▶ **Assignment**: Without changing a word, return the listing below, minus its images.

▶ **Raw data**:

=== Begin Enclosure ===

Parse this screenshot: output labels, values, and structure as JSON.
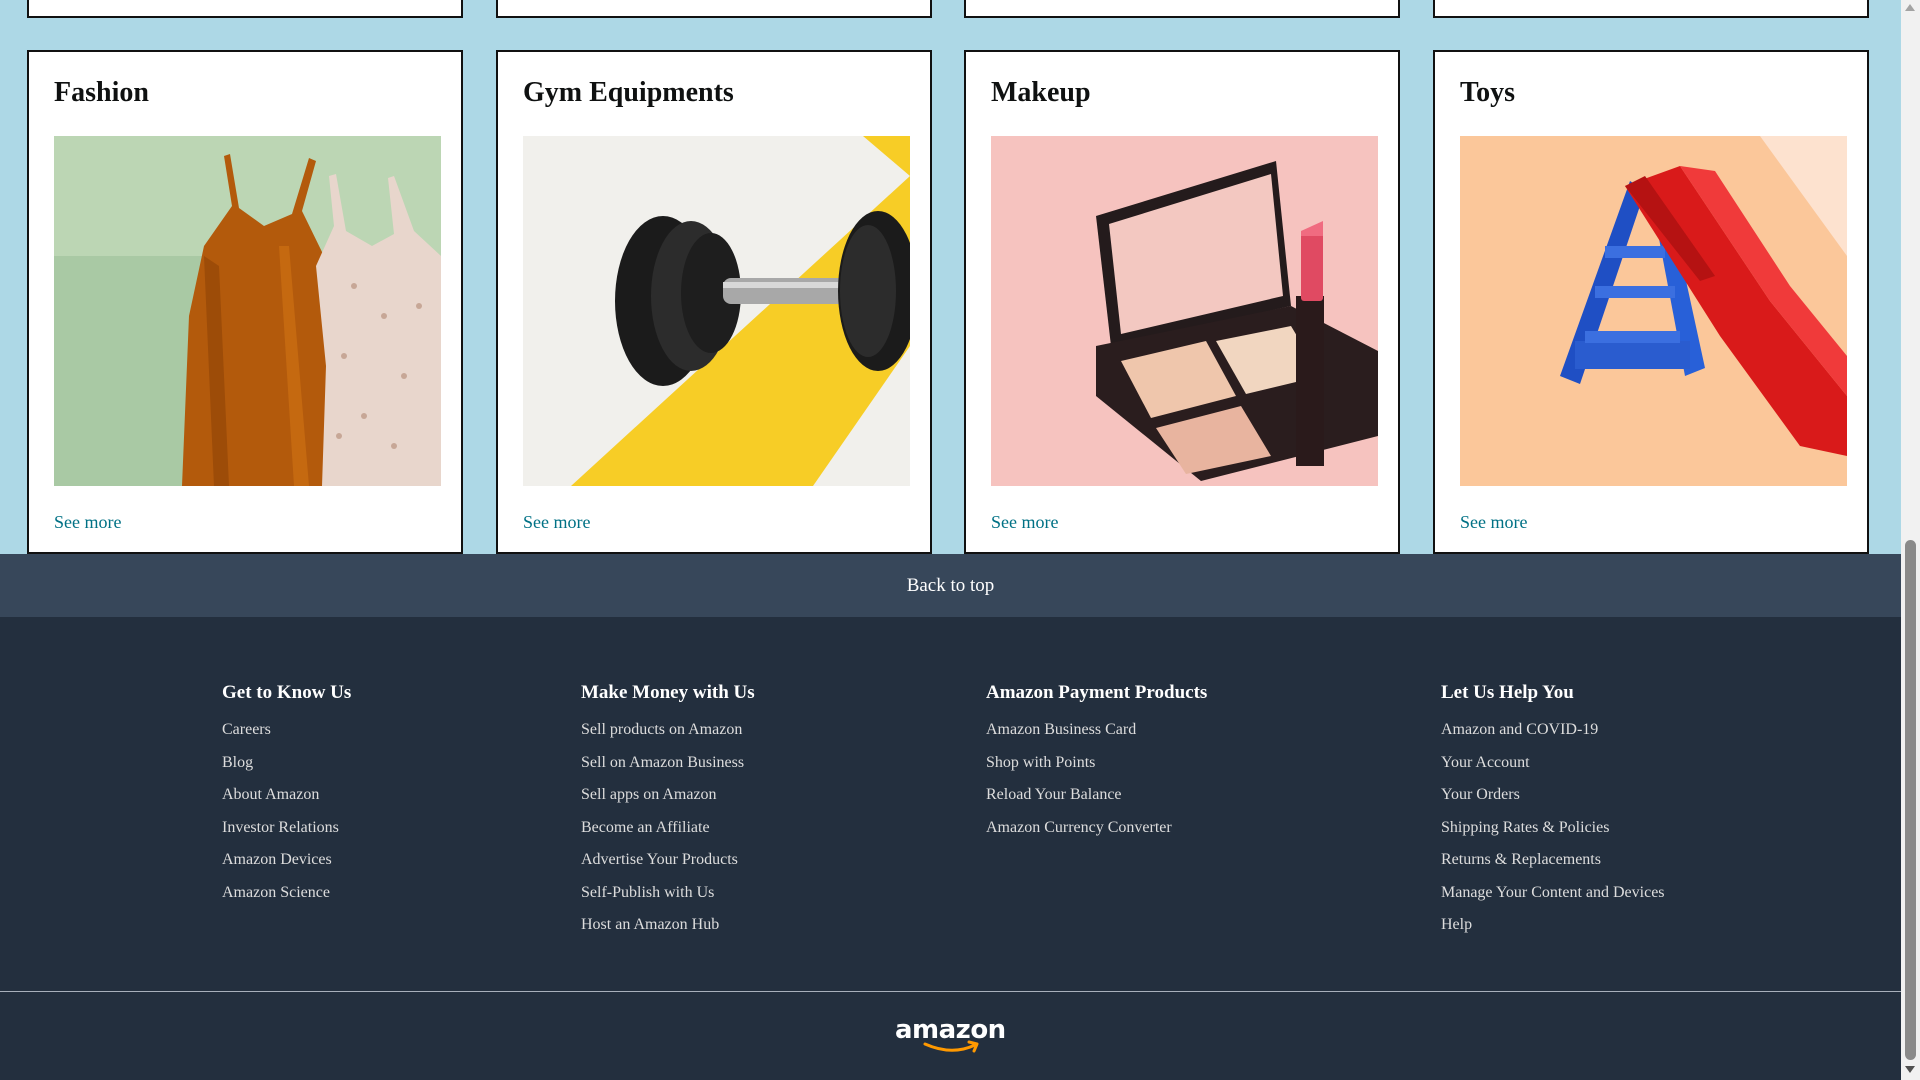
{
  "categories": [
    {
      "title": "Fashion",
      "link": "See more",
      "image": "fashion-dresses-image"
    },
    {
      "title": "Gym Equipments",
      "link": "See more",
      "image": "dumbbell-image"
    },
    {
      "title": "Makeup",
      "link": "See more",
      "image": "makeup-compact-image"
    },
    {
      "title": "Toys",
      "link": "See more",
      "image": "toy-slide-image"
    }
  ],
  "back_to_top": "Back to top",
  "footer": {
    "columns": [
      {
        "heading": "Get to Know Us",
        "links": [
          "Careers",
          "Blog",
          "About Amazon",
          "Investor Relations",
          "Amazon Devices",
          "Amazon Science"
        ]
      },
      {
        "heading": "Make Money with Us",
        "links": [
          "Sell products on Amazon",
          "Sell on Amazon Business",
          "Sell apps on Amazon",
          "Become an Affiliate",
          "Advertise Your Products",
          "Self-Publish with Us",
          "Host an Amazon Hub"
        ]
      },
      {
        "heading": "Amazon Payment Products",
        "links": [
          "Amazon Business Card",
          "Shop with Points",
          "Reload Your Balance",
          "Amazon Currency Converter"
        ]
      },
      {
        "heading": "Let Us Help You",
        "links": [
          "Amazon and COVID-19",
          "Your Account",
          "Your Orders",
          "Shipping Rates & Policies",
          "Returns & Replacements",
          "Manage Your Content and Devices",
          "Help"
        ]
      }
    ],
    "logo": "amazon"
  },
  "colors": {
    "page_background": "#add8e6",
    "back_to_top_bg": "#37475a",
    "footer_bg": "#232f3e",
    "link_color": "#007185",
    "logo_smile": "#f90"
  }
}
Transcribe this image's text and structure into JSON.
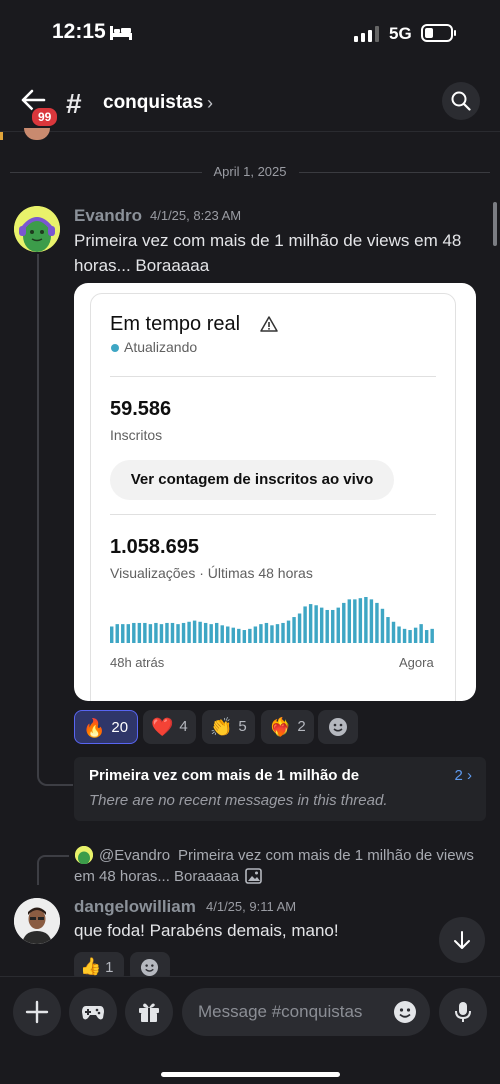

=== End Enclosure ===

▶ **Task output**:
Parse this screenshot: output labels, values, and structure as JSON.
{
  "categories": [
    {
      "title": "Fashion",
      "link": "See more",
      "image": "fashion-dresses-image"
    },
    {
      "title": "Gym Equipments",
      "link": "See more",
      "image": "dumbbell-image"
    },
    {
      "title": "Makeup",
      "link": "See more",
      "image": "makeup-compact-image"
    },
    {
      "title": "Toys",
      "link": "See more",
      "image": "toy-slide-image"
    }
  ],
  "back_to_top": "Back to top",
  "footer": {
    "columns": [
      {
        "heading": "Get to Know Us",
        "links": [
          "Careers",
          "Blog",
          "About Amazon",
          "Investor Relations",
          "Amazon Devices",
          "Amazon Science"
        ]
      },
      {
        "heading": "Make Money with Us",
        "links": [
          "Sell products on Amazon",
          "Sell on Amazon Business",
          "Sell apps on Amazon",
          "Become an Affiliate",
          "Advertise Your Products",
          "Self-Publish with Us",
          "Host an Amazon Hub"
        ]
      },
      {
        "heading": "Amazon Payment Products",
        "links": [
          "Amazon Business Card",
          "Shop with Points",
          "Reload Your Balance",
          "Amazon Currency Converter"
        ]
      },
      {
        "heading": "Let Us Help You",
        "links": [
          "Amazon and COVID-19",
          "Your Account",
          "Your Orders",
          "Shipping Rates & Policies",
          "Returns & Replacements",
          "Manage Your Content and Devices",
          "Help"
        ]
      }
    ],
    "logo": "amazon"
  },
  "colors": {
    "page_background": "#add8e6",
    "back_to_top_bg": "#37475a",
    "footer_bg": "#232f3e",
    "link_color": "#007185",
    "logo_smile": "#f90"
  }
}
Transcribe this image's text and structure into JSON.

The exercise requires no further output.